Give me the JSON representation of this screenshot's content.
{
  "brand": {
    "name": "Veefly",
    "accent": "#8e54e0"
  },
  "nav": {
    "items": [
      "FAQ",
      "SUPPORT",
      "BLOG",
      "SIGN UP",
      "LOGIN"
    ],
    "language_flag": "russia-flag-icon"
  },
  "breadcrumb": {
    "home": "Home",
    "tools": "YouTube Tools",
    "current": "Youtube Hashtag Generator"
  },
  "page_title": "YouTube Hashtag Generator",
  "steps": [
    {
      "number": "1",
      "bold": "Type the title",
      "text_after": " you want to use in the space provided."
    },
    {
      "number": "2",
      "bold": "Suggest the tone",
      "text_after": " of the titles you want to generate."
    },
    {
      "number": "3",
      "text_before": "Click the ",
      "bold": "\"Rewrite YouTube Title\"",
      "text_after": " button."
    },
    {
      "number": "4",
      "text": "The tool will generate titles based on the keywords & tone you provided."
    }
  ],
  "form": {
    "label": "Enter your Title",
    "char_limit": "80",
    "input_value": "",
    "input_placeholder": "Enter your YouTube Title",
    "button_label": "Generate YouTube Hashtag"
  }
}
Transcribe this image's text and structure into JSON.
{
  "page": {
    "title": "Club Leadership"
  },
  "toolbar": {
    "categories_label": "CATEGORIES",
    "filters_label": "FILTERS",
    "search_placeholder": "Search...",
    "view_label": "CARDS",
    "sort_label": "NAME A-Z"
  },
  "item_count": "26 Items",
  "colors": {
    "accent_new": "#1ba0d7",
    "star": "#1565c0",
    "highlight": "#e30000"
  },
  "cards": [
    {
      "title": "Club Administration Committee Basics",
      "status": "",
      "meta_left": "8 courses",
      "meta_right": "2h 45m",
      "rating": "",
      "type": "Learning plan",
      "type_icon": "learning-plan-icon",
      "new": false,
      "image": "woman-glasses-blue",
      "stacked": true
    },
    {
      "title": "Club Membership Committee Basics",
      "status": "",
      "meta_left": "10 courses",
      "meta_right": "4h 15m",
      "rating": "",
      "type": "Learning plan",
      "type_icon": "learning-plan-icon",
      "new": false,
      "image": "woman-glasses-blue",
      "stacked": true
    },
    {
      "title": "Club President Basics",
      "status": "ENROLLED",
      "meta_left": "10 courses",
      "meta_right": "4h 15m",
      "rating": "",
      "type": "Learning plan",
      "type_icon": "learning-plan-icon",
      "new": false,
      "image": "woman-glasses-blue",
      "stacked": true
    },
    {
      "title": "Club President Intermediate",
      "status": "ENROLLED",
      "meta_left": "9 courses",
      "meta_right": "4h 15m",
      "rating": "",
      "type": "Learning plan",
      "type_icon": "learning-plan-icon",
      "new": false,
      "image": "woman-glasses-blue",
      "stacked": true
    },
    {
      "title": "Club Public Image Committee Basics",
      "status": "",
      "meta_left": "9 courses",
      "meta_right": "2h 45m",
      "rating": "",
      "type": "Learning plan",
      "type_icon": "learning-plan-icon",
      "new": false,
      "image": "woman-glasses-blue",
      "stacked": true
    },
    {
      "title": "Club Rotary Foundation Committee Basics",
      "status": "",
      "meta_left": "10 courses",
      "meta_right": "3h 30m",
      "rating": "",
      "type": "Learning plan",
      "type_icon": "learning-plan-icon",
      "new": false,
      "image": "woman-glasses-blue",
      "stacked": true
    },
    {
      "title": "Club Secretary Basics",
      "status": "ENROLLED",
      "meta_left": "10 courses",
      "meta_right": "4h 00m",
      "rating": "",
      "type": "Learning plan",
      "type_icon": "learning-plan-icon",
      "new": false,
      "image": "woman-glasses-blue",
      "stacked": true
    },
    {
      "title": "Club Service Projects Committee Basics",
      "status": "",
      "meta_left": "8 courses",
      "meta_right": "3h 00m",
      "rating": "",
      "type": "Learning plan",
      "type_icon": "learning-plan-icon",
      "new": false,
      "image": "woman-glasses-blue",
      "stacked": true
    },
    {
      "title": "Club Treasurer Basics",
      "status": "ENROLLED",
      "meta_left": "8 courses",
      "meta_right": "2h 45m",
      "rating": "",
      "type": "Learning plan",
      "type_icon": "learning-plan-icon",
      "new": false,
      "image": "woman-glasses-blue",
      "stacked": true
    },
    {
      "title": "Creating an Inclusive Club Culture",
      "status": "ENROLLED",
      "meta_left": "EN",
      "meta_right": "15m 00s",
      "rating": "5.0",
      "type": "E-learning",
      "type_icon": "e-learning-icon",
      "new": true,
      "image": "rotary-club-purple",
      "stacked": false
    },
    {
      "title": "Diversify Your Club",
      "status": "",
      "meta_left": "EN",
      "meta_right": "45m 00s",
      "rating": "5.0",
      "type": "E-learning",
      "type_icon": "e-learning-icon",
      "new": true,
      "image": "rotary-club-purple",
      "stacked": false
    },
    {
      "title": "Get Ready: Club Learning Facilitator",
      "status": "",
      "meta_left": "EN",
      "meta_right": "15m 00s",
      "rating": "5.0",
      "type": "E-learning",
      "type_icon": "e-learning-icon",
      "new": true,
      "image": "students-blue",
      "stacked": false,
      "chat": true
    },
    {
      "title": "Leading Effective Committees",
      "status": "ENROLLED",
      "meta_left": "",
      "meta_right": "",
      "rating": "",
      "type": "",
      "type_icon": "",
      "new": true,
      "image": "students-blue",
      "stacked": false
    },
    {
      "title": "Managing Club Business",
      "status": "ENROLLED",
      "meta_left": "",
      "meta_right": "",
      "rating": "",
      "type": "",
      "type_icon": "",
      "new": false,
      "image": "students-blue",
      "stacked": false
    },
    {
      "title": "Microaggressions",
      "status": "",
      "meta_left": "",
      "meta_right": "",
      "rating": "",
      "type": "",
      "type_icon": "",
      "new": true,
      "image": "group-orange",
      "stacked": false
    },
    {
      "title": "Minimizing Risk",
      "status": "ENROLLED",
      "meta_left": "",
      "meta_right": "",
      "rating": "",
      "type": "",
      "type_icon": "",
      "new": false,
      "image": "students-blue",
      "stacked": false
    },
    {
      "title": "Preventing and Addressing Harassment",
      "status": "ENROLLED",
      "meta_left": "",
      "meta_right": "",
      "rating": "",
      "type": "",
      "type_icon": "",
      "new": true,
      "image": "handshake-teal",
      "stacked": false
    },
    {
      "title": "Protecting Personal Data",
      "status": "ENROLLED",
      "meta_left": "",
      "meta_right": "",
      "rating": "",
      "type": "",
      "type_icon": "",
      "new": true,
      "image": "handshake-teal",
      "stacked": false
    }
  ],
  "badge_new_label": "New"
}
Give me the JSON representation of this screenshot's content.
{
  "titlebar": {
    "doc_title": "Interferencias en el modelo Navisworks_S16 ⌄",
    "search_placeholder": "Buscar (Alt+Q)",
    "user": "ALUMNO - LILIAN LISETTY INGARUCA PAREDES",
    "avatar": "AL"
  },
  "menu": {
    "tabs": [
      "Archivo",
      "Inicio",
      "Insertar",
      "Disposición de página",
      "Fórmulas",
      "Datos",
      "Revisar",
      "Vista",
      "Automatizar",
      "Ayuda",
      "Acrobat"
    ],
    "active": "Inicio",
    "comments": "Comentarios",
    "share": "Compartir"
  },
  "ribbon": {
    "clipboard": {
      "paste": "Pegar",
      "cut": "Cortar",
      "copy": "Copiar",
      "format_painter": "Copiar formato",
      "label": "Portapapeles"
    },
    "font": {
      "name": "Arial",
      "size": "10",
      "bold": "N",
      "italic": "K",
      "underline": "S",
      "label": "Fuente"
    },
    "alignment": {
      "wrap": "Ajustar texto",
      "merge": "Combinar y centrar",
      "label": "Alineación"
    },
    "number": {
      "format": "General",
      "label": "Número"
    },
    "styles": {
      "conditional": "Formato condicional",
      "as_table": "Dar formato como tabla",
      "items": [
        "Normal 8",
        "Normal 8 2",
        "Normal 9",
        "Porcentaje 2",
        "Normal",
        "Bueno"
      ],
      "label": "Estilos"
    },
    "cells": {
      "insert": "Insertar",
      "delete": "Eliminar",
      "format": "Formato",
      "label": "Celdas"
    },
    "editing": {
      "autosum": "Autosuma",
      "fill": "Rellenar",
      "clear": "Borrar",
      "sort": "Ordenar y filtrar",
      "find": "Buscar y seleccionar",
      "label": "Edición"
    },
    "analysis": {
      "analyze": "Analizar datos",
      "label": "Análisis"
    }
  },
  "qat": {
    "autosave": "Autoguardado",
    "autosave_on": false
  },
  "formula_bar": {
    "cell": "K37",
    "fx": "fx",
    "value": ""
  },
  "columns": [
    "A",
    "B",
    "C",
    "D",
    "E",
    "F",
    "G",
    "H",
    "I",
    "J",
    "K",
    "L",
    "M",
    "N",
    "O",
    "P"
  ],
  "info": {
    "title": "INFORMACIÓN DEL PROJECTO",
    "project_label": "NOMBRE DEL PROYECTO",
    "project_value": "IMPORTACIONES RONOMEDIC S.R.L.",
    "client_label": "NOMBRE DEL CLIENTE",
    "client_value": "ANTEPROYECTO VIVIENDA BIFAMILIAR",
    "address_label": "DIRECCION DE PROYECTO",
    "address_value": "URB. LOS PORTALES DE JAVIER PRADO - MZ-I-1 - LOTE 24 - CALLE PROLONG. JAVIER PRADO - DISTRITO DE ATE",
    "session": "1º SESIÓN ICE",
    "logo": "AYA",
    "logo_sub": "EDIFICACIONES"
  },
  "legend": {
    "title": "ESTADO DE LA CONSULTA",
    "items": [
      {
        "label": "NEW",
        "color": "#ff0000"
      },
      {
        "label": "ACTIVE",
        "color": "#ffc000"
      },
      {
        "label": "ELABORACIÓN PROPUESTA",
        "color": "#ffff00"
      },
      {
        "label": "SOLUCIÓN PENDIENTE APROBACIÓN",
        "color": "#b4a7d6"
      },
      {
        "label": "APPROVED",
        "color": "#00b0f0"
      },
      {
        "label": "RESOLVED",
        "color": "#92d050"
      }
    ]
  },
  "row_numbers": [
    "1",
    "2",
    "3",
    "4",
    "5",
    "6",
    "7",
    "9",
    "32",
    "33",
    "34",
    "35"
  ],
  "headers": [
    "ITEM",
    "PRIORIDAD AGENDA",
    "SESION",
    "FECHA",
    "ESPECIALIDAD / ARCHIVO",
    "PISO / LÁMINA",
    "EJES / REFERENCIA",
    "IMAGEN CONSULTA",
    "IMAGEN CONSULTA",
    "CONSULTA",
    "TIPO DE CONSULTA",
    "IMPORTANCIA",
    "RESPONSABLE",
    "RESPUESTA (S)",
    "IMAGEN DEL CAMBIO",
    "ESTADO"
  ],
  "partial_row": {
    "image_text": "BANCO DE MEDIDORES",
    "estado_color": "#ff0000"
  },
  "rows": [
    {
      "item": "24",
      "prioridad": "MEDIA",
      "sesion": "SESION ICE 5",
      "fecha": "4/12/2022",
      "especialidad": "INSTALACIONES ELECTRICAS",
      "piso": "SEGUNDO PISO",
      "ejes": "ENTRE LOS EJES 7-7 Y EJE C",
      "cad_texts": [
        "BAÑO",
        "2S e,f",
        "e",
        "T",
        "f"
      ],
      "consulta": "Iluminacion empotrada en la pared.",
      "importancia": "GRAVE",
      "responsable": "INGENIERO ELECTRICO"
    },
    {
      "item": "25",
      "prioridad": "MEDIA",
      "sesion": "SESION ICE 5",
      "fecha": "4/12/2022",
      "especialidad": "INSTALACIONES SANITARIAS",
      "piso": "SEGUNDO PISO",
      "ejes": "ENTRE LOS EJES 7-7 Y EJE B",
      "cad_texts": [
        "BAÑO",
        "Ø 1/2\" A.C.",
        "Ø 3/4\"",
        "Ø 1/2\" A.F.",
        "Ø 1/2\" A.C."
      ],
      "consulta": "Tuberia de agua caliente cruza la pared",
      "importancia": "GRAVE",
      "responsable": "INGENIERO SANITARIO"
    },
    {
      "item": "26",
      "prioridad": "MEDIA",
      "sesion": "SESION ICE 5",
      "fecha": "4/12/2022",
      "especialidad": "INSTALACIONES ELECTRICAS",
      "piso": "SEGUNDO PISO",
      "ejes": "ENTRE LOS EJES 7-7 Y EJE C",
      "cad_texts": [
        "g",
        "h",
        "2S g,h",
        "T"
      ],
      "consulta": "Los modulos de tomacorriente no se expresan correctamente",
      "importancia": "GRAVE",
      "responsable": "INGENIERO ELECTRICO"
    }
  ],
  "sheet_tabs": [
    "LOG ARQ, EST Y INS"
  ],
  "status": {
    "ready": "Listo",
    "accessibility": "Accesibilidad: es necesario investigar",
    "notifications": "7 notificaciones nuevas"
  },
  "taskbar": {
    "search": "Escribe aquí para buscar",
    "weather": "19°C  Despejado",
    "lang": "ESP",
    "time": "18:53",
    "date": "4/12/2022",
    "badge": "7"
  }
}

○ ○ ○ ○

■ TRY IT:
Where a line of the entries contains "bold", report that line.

■ RESPONSE FOR THIS EXERCISE:
      "bold": "Type the title",
      "bold": "Suggest the tone",
      "bold": "\"Rewrite YouTube Title\"",
      "bold": "N",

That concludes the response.